9030 miles high, that alone is the pile of America’s debt in $100 bills, how graphics designer Nigel Holes explained quite nicely in a recent episode of BBC Radio 4′s number-geeks programme More or Less (the US debt clock may also appeal to the number geeks). This is a lot more than the pile of debt made in a similar calculation by US President Ronald Reagen in 1981, who stacked the US debt in $1000 bills and only reached 67 miles high (670 miles in $100 bills…). Quite interesting to get an idea of the dimensions of debt are also the visualisations on http://usdebt.kleptocracy.us/ where the US debt is compared to piles of money in relation to other things such as the Statue of Liberty (more about this can also be seen and read in last week’s map).
The USA was not the only country to be haunted by the attention of credit rating agencies and panicking investors on the world’s stock markets. Together with more and more countries in the Eurozone, the USA is the large part of the world’s wealthiest nations getting into difficulties over their public overspending. It’s not that this all comes out of surprise, because most of the numbers shown in the map are out and known for a while, as public overspending started long ago and accelerated latest with the financial crisis in 2008. Gambling on market’s ups and downs is part of the mechanics of the financial world. Public debt is part of that world, as countries have to borrow their money from these very same markets that tumbled in 2008, and where psychology plays an as important role as economics.
Speculations about France’s financial problems therefore did not come out of the blue. They are part of the gamble, and France’s public debt is high enough (in total and in GDP shares) that flatlining economic figures cause another worry for those still having money to lend to others. Who is next? The UK? Or even Germany? It’s near beyond the moon, literally: World’s public debt levels stacked in $1 bills would reach to the moon – not one time, but almost 14 times: According to the IMF data that I used for this map, the total public debt of all countries combined sums up to an estimated $54 trillion in 2011 (which equals 3.402 miles of $1 bills – 13.9 times the distance to the moon – or 34,020 miles of $100 bills – which could be wrapped 1.4 times around the world when put on a stack). The largest debtors (beyond the USA and France, who are already making the headlines, this also includes the UK and Germany in the European Union) have a public debt of more than three quarters of their annual GDP output.

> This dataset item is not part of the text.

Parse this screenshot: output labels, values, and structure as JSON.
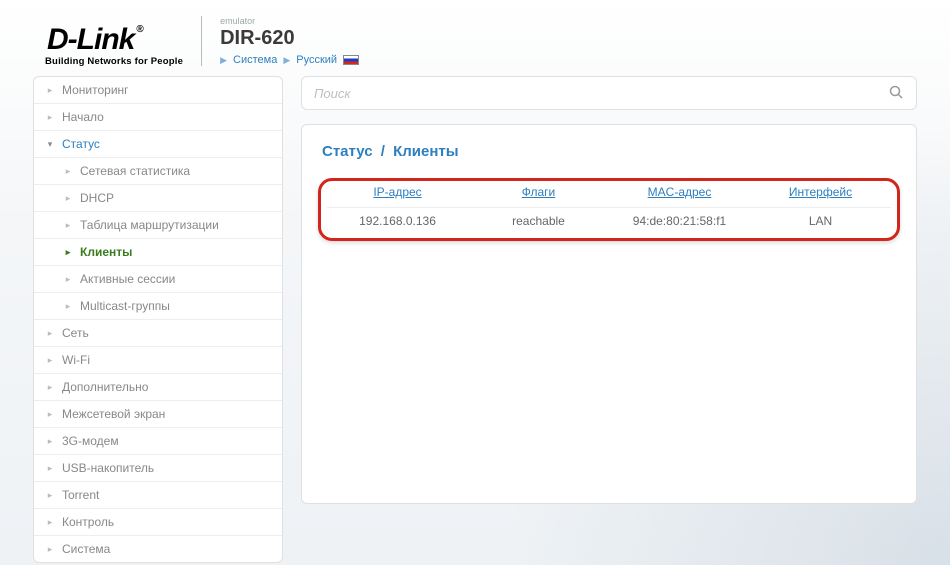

So again, where next? Is Nouriel Roubini of New York University’s Stern School of Business right? And if so, where does a G-Zero world head economically if it is true what Roubini says:
Today, the United States lacks the resources to continue as the primary provider of global public goods. Europe is fully occupied for the moment with saving the eurozone. Japan is likewise tied down with complex political and economic problems at home. None of these powers’ governments has the time, resources, or domestic political capital needed for a new bout of international heavy lifting. Meanwhile, there are no credible answers to transnational challenges without the direct involvement of emerging powers such as Brazil, China, and India. Yet these countries are far too focused on domestic development to welcome the burdens that come with new responsibilities abroad. (Quoted from ‘A G-Zero World‘)
If the world is playing “a game in which my win is your loss“, then any collaborative efforts will never lead to a sustainable solution. If we are all in this together, we have to act together, not against each other.
As the following worldmapper-style view of the world’s public debt levels shows in comparison to the population and wealth distribution (small map on the bottom right), it is a small share of the global population bringing the world into a deep financial mess. The richest nations take a huge gamble, while the economic livelihoods of the large populations in the economically disadvantaged parts of the world suffer disproportionally high from the consequences (“No country, however, is spared from the consequences of
the downturn. The impact on developing countries is even greater”, quoted from an IPC paper).
The world is changing. To make it the change for a better, we probably have to start to see things in their interrelation, so see that riots and tumbling markets, and further beyond our doorstep, also famines, wars, and many other tragedies, are all connected in one or another way. It’s today’s challenge of geography to make sense of these dimensions of the world that we still don’t fully comprehend. Will we ever be able to create a more responsible, just and humane planet?
And now calm all down (, dears) and start doing something sensible. Together.
The maps on this page have been created by Benjamin D. Hennig and are property of the Sasi Research Group (University of Sheffield). We welcome the use of our maps under the Creative Commons conditions; please contact us for further details – we also appreciate a notification if you used our maps somewhere else. High resolution and customized maps are available on request.